= Beginning of Section =

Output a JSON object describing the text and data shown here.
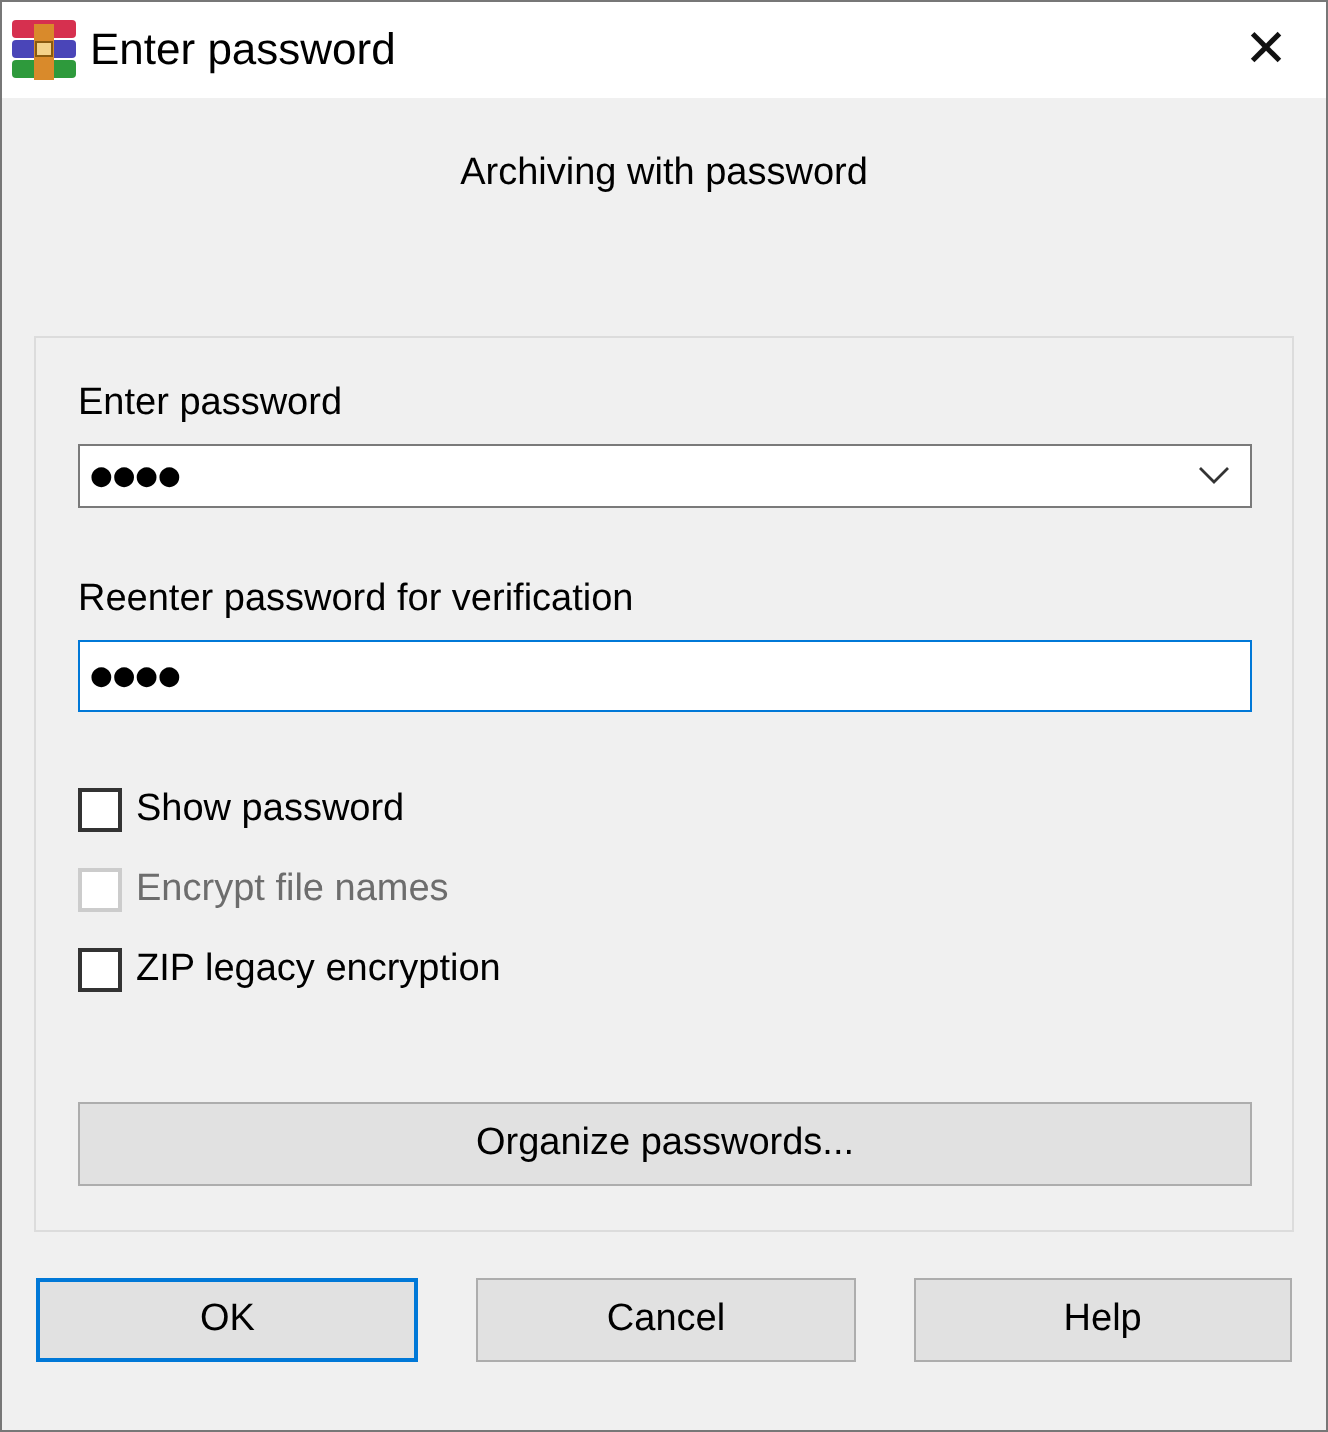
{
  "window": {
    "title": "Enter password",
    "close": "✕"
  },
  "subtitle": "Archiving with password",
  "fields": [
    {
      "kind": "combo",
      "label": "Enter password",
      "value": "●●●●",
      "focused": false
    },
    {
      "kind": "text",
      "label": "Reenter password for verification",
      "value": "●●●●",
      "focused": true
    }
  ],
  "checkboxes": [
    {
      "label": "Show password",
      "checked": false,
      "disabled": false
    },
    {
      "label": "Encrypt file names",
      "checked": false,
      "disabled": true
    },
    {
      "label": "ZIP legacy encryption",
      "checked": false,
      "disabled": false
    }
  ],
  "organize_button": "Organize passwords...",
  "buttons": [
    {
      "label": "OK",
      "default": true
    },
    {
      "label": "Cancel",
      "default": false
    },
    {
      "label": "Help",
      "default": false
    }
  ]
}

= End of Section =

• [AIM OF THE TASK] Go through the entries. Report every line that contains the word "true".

• [EXERCISE SOLUTION]
      "focused": true
      "disabled": true
      "default": true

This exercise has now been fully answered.